Wednesday, August 18, 2010
My knight in shining armour
A wise middle-aged friend of mine who's divorced was quoting Mars and Venus the other day so I decided to dust it off. I was pleasantly surprised by how relevant it still is. While not the best written self-help book I've read, I find it's advice and examples quite straight-forward and practical.
This story in particular caught my attention (paraphrased slightly for brevity).
The Knight in Shining Armour
Deep inside every man there is knight in shining armour. More than anything he wants to succeed in serving and protecting the woman he loves. When he feels trusted, he is able to tap into this noble part of himself. He becomes more caring. When he doesn't feel trusted he loses some of his aliveness and energy, and after a while he can stop caring.
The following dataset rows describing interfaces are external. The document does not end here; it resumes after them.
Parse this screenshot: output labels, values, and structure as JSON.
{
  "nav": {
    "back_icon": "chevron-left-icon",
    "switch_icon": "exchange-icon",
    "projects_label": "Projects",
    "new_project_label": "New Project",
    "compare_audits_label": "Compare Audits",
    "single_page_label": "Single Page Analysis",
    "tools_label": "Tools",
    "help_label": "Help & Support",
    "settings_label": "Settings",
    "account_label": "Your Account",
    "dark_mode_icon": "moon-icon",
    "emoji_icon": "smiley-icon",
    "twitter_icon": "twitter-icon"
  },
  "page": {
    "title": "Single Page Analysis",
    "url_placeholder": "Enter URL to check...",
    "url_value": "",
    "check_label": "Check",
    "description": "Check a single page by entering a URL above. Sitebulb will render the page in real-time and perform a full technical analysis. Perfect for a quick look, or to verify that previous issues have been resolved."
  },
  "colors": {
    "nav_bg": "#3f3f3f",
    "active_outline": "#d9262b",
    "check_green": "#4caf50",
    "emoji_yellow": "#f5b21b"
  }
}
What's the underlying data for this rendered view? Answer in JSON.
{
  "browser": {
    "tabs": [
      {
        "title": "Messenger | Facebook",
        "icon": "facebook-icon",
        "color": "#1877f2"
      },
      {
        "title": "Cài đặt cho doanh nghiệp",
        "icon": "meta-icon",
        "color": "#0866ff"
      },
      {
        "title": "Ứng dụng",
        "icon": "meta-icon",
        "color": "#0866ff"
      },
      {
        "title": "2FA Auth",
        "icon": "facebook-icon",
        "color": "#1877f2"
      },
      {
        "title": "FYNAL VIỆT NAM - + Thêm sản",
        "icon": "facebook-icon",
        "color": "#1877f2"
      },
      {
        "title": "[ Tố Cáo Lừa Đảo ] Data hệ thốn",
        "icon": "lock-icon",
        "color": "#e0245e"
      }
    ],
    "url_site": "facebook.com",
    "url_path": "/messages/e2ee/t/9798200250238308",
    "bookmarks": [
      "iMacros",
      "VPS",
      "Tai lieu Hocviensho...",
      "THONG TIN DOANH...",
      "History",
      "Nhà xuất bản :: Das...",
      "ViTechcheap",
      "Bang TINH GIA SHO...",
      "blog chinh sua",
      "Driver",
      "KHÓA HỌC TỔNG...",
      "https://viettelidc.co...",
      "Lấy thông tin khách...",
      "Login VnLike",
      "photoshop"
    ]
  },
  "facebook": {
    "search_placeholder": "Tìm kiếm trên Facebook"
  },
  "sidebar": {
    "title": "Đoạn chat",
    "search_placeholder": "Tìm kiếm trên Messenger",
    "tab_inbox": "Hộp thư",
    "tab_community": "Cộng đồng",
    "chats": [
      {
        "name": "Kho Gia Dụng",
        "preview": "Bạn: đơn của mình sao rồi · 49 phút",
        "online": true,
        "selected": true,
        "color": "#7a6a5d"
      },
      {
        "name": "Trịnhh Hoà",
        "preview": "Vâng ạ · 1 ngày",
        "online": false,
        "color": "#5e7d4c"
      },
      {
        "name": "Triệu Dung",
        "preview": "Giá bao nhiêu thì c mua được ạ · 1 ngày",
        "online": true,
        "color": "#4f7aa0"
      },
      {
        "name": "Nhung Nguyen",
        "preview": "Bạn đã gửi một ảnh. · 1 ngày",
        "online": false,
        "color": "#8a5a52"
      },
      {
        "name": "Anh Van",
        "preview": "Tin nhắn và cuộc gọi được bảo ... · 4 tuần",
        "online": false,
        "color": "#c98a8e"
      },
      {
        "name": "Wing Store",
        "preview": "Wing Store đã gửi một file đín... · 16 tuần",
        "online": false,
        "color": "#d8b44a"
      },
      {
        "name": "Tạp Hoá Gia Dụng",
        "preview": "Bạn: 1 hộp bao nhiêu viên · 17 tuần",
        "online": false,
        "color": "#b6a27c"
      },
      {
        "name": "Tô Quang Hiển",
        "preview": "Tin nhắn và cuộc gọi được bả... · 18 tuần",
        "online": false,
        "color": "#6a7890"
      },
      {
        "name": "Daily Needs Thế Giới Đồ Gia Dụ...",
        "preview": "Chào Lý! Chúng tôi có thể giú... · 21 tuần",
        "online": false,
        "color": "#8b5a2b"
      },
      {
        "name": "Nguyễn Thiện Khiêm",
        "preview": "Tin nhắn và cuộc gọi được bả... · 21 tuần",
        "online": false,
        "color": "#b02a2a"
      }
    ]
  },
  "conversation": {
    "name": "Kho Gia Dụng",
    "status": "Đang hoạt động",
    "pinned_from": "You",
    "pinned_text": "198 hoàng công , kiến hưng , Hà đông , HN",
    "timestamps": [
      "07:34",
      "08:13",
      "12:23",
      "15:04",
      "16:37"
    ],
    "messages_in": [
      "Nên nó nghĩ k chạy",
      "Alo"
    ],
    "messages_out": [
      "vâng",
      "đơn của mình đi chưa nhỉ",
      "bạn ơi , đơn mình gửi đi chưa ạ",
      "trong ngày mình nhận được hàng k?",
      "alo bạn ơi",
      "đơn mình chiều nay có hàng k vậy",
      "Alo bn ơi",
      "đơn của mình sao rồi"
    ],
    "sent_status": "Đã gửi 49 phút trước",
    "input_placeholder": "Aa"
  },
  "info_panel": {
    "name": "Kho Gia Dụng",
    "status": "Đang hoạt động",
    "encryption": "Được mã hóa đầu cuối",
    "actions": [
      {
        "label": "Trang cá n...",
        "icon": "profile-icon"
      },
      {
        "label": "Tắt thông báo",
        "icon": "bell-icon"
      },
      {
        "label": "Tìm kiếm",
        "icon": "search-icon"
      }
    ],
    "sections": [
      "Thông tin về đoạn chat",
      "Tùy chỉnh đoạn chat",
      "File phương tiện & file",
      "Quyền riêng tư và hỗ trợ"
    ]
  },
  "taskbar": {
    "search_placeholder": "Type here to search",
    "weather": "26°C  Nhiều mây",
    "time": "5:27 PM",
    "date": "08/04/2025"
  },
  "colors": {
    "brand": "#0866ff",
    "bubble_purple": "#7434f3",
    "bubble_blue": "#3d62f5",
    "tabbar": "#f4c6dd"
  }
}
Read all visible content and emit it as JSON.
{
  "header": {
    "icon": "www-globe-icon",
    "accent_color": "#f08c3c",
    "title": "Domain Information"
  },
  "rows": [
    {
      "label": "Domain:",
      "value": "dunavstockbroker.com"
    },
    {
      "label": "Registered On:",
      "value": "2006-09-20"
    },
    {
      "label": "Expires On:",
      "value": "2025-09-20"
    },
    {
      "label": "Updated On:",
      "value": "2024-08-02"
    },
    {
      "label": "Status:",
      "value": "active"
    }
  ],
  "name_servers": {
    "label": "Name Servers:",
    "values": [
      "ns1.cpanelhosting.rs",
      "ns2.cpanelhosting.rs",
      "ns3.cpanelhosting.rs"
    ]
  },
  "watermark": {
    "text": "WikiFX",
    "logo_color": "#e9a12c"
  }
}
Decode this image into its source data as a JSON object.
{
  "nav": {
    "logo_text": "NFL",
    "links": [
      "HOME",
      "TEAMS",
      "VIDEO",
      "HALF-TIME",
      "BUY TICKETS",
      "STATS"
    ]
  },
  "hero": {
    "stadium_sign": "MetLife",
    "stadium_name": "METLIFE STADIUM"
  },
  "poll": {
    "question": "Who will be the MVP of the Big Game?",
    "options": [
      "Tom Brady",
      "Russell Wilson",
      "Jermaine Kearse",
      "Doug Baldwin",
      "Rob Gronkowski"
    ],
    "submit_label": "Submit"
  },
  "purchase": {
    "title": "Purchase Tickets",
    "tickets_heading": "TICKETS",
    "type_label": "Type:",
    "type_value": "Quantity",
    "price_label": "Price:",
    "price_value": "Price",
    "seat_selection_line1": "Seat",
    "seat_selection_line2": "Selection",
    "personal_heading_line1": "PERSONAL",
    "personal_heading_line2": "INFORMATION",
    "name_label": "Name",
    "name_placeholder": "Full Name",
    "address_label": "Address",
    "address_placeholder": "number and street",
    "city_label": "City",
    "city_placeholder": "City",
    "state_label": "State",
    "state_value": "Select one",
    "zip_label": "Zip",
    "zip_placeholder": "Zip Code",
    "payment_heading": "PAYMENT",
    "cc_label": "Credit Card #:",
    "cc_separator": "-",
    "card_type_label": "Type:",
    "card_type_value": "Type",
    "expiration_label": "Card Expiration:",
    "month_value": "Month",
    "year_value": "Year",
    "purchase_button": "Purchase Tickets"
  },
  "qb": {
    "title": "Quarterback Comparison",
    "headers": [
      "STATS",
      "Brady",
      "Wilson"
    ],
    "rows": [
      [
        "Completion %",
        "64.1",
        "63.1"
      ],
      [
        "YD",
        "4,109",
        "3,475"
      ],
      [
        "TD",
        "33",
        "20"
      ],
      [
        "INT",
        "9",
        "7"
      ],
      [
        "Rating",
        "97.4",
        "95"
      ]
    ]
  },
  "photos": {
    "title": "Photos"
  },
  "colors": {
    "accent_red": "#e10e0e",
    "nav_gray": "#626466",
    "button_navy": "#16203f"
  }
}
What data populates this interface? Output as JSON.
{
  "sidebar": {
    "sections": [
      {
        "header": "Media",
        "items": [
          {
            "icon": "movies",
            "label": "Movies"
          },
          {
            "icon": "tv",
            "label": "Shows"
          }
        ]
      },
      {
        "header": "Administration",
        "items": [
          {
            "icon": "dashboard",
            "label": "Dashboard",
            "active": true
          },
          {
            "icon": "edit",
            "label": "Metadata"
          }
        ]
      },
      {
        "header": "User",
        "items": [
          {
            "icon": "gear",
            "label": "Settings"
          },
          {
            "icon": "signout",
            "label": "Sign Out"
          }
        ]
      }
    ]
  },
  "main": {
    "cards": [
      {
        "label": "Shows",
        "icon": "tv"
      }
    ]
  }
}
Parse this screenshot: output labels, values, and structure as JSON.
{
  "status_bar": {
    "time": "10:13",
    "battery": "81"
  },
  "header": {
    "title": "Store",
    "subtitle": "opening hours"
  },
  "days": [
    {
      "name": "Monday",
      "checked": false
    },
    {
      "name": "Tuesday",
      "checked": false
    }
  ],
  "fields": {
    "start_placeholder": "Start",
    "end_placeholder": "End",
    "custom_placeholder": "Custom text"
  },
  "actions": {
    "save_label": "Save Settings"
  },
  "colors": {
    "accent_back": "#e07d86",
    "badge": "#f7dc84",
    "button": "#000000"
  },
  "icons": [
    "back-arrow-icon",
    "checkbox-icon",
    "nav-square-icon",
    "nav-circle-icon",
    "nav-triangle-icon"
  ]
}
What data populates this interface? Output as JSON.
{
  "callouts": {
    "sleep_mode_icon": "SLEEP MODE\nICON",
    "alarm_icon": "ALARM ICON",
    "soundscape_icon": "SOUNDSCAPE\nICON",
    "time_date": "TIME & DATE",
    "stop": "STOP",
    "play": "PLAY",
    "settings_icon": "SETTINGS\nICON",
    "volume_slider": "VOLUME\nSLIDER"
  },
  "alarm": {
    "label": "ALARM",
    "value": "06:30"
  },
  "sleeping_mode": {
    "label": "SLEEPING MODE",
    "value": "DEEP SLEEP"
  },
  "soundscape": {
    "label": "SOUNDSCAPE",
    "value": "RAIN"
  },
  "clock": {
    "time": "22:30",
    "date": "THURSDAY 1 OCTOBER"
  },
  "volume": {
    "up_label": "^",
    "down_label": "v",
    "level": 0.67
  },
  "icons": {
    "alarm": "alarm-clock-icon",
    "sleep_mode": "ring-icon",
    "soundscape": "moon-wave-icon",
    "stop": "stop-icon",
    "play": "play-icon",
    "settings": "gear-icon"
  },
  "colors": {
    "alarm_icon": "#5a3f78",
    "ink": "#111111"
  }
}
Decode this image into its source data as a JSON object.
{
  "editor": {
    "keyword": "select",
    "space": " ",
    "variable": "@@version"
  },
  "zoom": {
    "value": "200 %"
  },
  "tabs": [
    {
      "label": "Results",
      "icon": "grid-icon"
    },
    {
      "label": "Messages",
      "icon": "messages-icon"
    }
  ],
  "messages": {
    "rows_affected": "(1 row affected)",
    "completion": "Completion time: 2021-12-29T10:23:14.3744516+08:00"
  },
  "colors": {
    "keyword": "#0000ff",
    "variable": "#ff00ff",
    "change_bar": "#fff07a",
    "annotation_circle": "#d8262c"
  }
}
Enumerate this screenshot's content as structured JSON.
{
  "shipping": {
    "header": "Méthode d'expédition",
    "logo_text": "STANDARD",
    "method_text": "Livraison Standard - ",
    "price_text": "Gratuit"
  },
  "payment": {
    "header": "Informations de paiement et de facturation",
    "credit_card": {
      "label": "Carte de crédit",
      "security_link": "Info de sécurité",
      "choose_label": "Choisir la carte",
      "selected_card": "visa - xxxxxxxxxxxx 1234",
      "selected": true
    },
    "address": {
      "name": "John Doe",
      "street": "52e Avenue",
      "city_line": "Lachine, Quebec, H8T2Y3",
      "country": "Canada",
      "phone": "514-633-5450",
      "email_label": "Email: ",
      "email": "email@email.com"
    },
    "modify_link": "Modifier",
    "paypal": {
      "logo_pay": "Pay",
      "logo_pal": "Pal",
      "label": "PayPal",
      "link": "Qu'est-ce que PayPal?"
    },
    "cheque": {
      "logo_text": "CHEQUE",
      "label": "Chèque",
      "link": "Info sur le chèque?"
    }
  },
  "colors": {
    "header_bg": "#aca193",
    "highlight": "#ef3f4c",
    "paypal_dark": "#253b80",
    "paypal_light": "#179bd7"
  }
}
Imagine the knight traveling through the countryside. Suddenly he hears a woman in distress. In an instant he comes alive. He races to her castle where she is trapped by a dragon. The knight slays the dragon and is lovingly received by the princess.
As the gates open he is welcomed and celebrated by the family of the princess and the townspeople. He is invited to live in the town and is acknowledged as a hero. He and the princess fall in love.
A month later the knight hears his beloved princess crying out for help. Another dragon has attacked the castle. When the knight arrives, he pulls out his sword to slay the dragon. Before he swings, the princess cries out from the tower "Don't use your sword, use this noose. It will work better." She throws him the noose and motions to him instructions about how to use it. He hesitantly follows her instructions. He kills the dragon and everyone rejoices.
At the celebration dinner the knight feels he didn't really do anything. Somehow because he used her noose and didn't use his sword, he doesn't quite feel worthy of the town's trust and admiration. After the event he is slightly depressed and forgets to shine his armour.
A month later he goes on a trip and the princess reminds him to be careful and to take his sword and the noose. .... you can see where this is going ...
By the time the knight rescues his fourth princess he draws his sword to slay the dragon and hesitates -- should I use my sword, the noose, or the poison. What would the princess say?
... and so the story ends badly -- the knight never returns to his princess.
BIG SIGH here ... I created this. Years of smothering, controlling, mothering. My knight has lost his stride. I've weakened his confidence to the point that he constantly turns to me for advice. And it's so fucking unattractive! Who's the man in this relationship? Me. I have a friend who talks about the feminization of men all the time. I usually ignore most of his ranting ... but that's probably because deep down I know it's true. I want my knight back dammit.